Task goal: If an entry contains a picture, leave the picture out and reproduce everything else in the records below exactly.

··········

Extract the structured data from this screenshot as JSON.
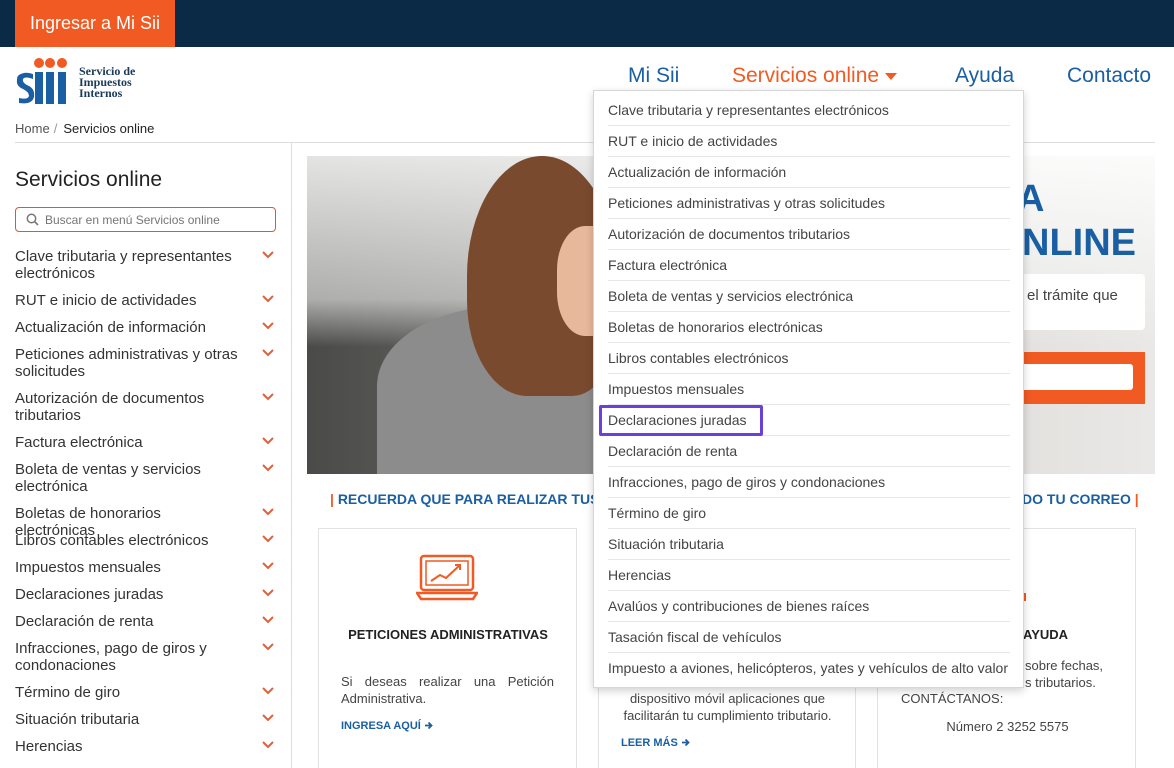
{
  "topbar": {
    "login_label": "Ingresar a Mi Sii"
  },
  "logo": {
    "mark": "Sii",
    "line1": "Servicio de",
    "line2": "Impuestos",
    "line3": "Internos"
  },
  "nav": {
    "mi_sii": "Mi Sii",
    "servicios": "Servicios online",
    "ayuda": "Ayuda",
    "contacto": "Contacto"
  },
  "breadcrumb": {
    "home": "Home",
    "separator": "/",
    "current": "Servicios online"
  },
  "sidebar": {
    "title": "Servicios online",
    "search_placeholder": "Buscar en menú Servicios online",
    "items": [
      {
        "label": "Clave tributaria y representantes electrónicos"
      },
      {
        "label": "RUT e inicio de actividades"
      },
      {
        "label": "Actualización de información"
      },
      {
        "label": "Peticiones administrativas y otras solicitudes"
      },
      {
        "label": "Autorización de documentos tributarios"
      },
      {
        "label": "Factura electrónica"
      },
      {
        "label": "Boleta de ventas y servicios electrónica"
      },
      {
        "label": "Boletas de honorarios electrónicas"
      },
      {
        "label": "Libros contables electrónicos"
      },
      {
        "label": "Impuestos mensuales"
      },
      {
        "label": "Declaraciones juradas"
      },
      {
        "label": "Declaración de renta"
      },
      {
        "label": "Infracciones, pago de giros y condonaciones"
      },
      {
        "label": "Término de giro"
      },
      {
        "label": "Situación tributaria"
      },
      {
        "label": "Herencias"
      }
    ]
  },
  "hero": {
    "headline1": "A",
    "headline2": "NLINE",
    "tag_text": "el  trámite  que"
  },
  "banner": {
    "left": "RECUERDA QUE PARA REALIZAR TUS T",
    "right": "DO TU CORREO",
    "bar": "|"
  },
  "cards": {
    "peticiones": {
      "title": "PETICIONES ADMINISTRATIVAS",
      "text": "Si deseas realizar una Petición Administrativa.",
      "link": "INGRESA AQUÍ"
    },
    "apps": {
      "text": "dispositivo móvil aplicaciones que facilitarán tu cumplimiento tributario.",
      "link": "LEER MÁS"
    },
    "ayuda": {
      "title": "AYUDA",
      "text": "sobre fechas, s tributarios.",
      "contact_label": "CONTÁCTANOS:",
      "phone": "Número 2 3252 5575"
    }
  },
  "dropdown": {
    "items": [
      "Clave tributaria y representantes electrónicos",
      "RUT e inicio de actividades",
      "Actualización de información",
      "Peticiones administrativas y otras solicitudes",
      "Autorización de documentos tributarios",
      "Factura electrónica",
      "Boleta de ventas y servicios electrónica",
      "Boletas de honorarios electrónicas",
      "Libros contables electrónicos",
      "Impuestos mensuales",
      "Declaraciones juradas",
      "Declaración de renta",
      "Infracciones, pago de giros y condonaciones",
      "Término de giro",
      "Situación tributaria",
      "Herencias",
      "Avalúos y contribuciones de bienes raíces",
      "Tasación fiscal de vehículos",
      "Impuesto a aviones, helicópteros, yates y vehículos de alto valor"
    ],
    "highlighted": "Declaraciones juradas"
  },
  "colors": {
    "navy": "#0b2a45",
    "orange": "#f15a22",
    "blue": "#1a5fa3",
    "highlight": "#6b3fd8"
  },
  "icons": {
    "search": "search-icon",
    "chevron": "chevron-down-icon",
    "caret": "caret-down-icon",
    "arrow": "arrow-right-icon",
    "laptop": "laptop-chart-icon"
  }
}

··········

Exercise output:
Extract the structured data from this screenshot as JSON.
{
  "topbar": {
    "login_label": "Ingresar a Mi Sii"
  },
  "logo": {
    "mark": "Sii",
    "line1": "Servicio de",
    "line2": "Impuestos",
    "line3": "Internos"
  },
  "nav": {
    "mi_sii": "Mi Sii",
    "servicios": "Servicios online",
    "ayuda": "Ayuda",
    "contacto": "Contacto"
  },
  "breadcrumb": {
    "home": "Home",
    "separator": "/",
    "current": "Servicios online"
  },
  "sidebar": {
    "title": "Servicios online",
    "search_placeholder": "Buscar en menú Servicios online",
    "items": [
      {
        "label": "Clave tributaria y representantes electrónicos"
      },
      {
        "label": "RUT e inicio de actividades"
      },
      {
        "label": "Actualización de información"
      },
      {
        "label": "Peticiones administrativas y otras solicitudes"
      },
      {
        "label": "Autorización de documentos tributarios"
      },
      {
        "label": "Factura electrónica"
      },
      {
        "label": "Boleta de ventas y servicios electrónica"
      },
      {
        "label": "Boletas de honorarios electrónicas"
      },
      {
        "label": "Libros contables electrónicos"
      },
      {
        "label": "Impuestos mensuales"
      },
      {
        "label": "Declaraciones juradas"
      },
      {
        "label": "Declaración de renta"
      },
      {
        "label": "Infracciones, pago de giros y condonaciones"
      },
      {
        "label": "Término de giro"
      },
      {
        "label": "Situación tributaria"
      },
      {
        "label": "Herencias"
      }
    ]
  },
  "hero": {
    "headline1": "A",
    "headline2": "NLINE",
    "tag_text": "el  trámite  que"
  },
  "banner": {
    "left": "RECUERDA QUE PARA REALIZAR TUS T",
    "right": "DO TU CORREO",
    "bar": "|"
  },
  "cards": {
    "peticiones": {
      "title": "PETICIONES ADMINISTRATIVAS",
      "text": "Si deseas realizar una Petición Administrativa.",
      "link": "INGRESA AQUÍ"
    },
    "apps": {
      "text": "dispositivo móvil aplicaciones que facilitarán tu cumplimiento tributario.",
      "link": "LEER MÁS"
    },
    "ayuda": {
      "title": "AYUDA",
      "text": "sobre fechas, s tributarios.",
      "contact_label": "CONTÁCTANOS:",
      "phone": "Número 2 3252 5575"
    }
  },
  "dropdown": {
    "items": [
      "Clave tributaria y representantes electrónicos",
      "RUT e inicio de actividades",
      "Actualización de información",
      "Peticiones administrativas y otras solicitudes",
      "Autorización de documentos tributarios",
      "Factura electrónica",
      "Boleta de ventas y servicios electrónica",
      "Boletas de honorarios electrónicas",
      "Libros contables electrónicos",
      "Impuestos mensuales",
      "Declaraciones juradas",
      "Declaración de renta",
      "Infracciones, pago de giros y condonaciones",
      "Término de giro",
      "Situación tributaria",
      "Herencias",
      "Avalúos y contribuciones de bienes raíces",
      "Tasación fiscal de vehículos",
      "Impuesto a aviones, helicópteros, yates y vehículos de alto valor"
    ],
    "highlighted": "Declaraciones juradas"
  },
  "colors": {
    "navy": "#0b2a45",
    "orange": "#f15a22",
    "blue": "#1a5fa3",
    "highlight": "#6b3fd8"
  },
  "icons": {
    "search": "search-icon",
    "chevron": "chevron-down-icon",
    "caret": "caret-down-icon",
    "arrow": "arrow-right-icon",
    "laptop": "laptop-chart-icon"
  }
}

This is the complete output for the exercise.